▶ [PROVIDED INFORMATION]
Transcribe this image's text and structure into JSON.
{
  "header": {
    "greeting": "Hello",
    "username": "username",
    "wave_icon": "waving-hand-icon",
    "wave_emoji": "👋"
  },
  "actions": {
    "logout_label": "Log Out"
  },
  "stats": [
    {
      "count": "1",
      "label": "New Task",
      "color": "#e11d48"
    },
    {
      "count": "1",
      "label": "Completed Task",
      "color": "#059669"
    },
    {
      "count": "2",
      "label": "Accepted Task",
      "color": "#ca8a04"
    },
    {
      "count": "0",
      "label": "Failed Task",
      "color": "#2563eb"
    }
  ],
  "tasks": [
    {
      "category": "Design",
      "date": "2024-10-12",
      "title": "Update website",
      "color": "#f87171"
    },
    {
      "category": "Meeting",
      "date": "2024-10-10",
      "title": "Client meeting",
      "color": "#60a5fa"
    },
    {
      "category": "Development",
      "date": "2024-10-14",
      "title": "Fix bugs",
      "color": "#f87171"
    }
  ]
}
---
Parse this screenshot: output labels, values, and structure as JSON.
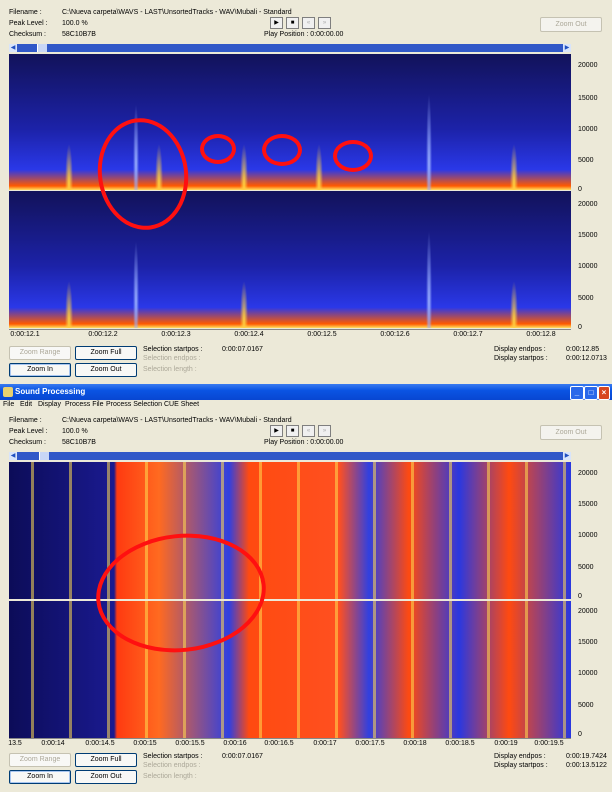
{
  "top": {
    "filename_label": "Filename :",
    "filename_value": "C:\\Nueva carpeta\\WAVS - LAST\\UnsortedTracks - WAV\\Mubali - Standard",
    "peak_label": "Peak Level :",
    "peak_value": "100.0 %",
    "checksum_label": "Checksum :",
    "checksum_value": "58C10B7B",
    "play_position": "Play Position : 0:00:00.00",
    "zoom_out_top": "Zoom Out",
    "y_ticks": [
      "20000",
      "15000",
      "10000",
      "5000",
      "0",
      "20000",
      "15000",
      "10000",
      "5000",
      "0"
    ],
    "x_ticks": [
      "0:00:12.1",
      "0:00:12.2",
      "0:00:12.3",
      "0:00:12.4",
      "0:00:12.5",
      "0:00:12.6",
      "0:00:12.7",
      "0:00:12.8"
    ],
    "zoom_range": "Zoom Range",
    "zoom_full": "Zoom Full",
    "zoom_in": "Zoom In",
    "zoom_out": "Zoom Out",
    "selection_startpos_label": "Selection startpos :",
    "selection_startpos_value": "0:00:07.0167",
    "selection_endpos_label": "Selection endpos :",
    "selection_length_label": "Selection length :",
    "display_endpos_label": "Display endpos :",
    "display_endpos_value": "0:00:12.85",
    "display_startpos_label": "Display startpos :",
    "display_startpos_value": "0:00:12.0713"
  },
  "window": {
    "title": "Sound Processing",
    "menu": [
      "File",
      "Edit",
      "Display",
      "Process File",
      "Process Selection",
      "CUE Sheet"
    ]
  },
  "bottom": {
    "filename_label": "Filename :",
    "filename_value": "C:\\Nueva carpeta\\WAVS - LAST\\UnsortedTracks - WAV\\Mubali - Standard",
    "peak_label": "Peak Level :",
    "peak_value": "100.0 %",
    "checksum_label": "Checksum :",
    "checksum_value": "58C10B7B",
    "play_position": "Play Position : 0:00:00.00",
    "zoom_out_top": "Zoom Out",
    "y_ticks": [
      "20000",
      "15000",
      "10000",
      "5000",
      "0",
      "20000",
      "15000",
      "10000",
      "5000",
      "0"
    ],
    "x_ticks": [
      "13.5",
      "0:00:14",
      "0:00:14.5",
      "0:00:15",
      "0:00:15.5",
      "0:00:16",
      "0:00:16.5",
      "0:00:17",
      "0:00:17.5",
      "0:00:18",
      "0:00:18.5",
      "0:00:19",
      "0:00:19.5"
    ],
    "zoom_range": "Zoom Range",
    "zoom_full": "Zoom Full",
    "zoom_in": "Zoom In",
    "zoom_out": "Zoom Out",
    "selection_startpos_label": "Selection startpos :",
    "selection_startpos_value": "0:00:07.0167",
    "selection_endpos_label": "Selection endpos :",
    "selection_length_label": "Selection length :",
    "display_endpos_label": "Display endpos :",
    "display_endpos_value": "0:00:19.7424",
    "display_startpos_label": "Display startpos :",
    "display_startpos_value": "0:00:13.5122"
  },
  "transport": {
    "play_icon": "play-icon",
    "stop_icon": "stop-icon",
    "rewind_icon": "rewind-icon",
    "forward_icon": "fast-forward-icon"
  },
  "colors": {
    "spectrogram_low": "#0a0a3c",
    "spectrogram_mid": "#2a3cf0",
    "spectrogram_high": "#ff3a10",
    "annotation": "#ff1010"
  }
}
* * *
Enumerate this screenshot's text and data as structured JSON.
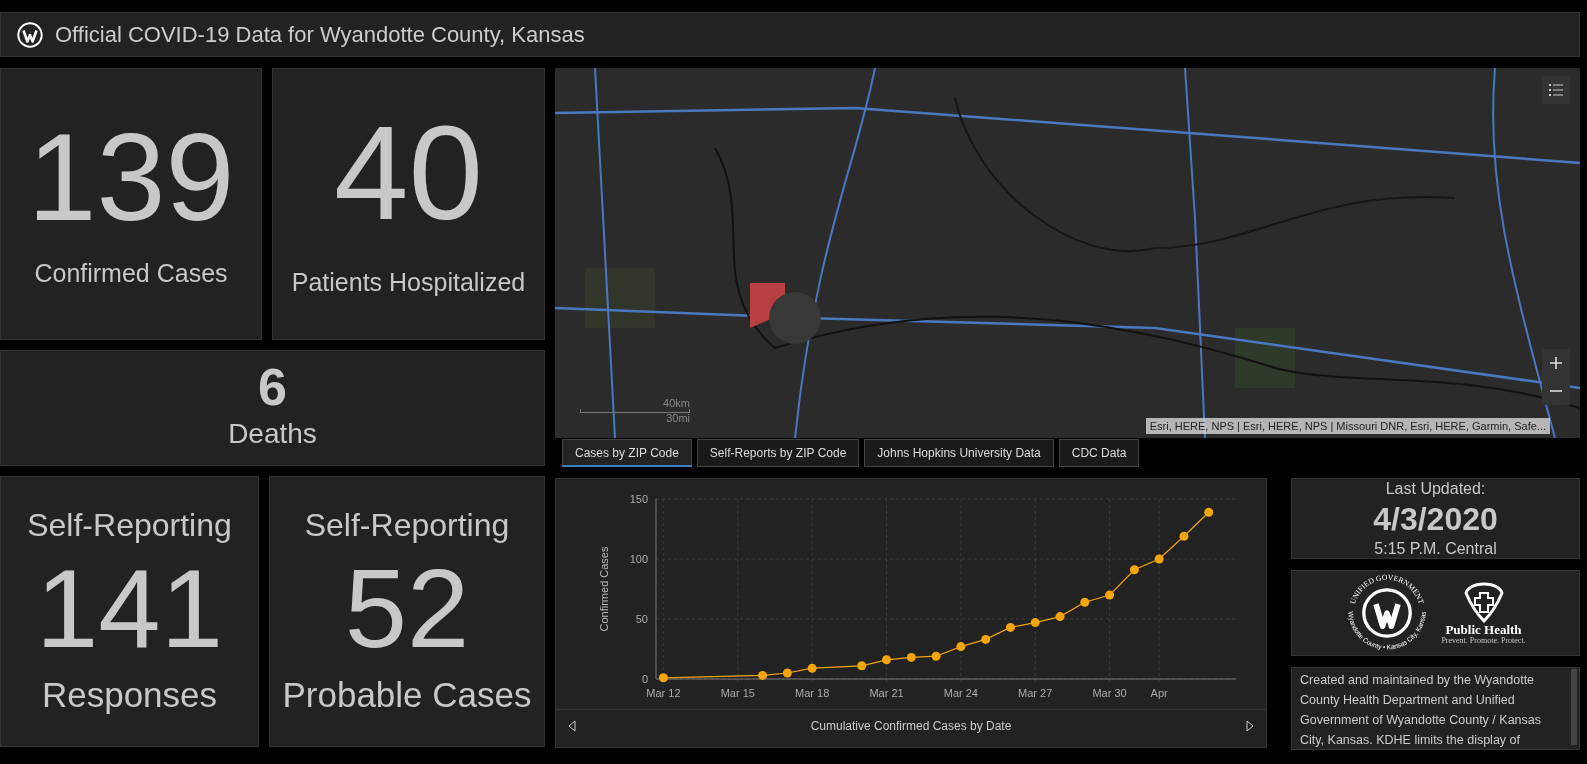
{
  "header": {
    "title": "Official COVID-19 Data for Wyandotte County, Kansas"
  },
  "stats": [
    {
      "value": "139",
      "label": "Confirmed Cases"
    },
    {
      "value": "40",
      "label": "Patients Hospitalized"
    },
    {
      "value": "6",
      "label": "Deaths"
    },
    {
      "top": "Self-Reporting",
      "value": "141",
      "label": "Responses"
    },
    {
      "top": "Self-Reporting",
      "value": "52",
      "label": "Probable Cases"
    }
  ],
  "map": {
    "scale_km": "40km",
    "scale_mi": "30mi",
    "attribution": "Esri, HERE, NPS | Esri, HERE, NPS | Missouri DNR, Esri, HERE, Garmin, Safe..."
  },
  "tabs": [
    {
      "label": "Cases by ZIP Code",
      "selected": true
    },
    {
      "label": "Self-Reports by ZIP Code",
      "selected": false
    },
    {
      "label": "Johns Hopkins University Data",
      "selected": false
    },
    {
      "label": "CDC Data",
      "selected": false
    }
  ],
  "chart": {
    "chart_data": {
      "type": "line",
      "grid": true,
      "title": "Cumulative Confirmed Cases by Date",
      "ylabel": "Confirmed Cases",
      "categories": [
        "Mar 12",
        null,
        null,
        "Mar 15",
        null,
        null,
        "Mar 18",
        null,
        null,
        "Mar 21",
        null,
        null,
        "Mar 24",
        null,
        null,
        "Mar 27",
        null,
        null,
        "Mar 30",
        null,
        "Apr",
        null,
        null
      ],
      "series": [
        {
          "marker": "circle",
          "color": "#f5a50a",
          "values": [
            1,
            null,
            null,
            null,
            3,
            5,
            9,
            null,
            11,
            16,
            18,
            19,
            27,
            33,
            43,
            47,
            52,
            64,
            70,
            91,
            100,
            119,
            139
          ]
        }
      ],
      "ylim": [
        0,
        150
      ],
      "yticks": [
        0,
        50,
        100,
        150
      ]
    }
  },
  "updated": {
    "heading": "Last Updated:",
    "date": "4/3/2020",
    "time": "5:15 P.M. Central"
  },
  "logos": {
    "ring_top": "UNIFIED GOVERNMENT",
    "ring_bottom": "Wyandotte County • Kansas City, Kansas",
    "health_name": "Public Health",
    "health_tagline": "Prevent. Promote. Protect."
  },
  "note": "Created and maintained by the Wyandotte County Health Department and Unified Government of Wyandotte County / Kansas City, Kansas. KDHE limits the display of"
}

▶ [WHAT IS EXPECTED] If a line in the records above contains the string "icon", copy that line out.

▶ [FINISHED TASK]
    "wave_icon": "waving-hand-icon",
    "play_icon": "play-icon",
    "stop_icon": "stop-icon",
    "rewind_icon": "rewind-icon",
    "forward_icon": "fast-forward-icon"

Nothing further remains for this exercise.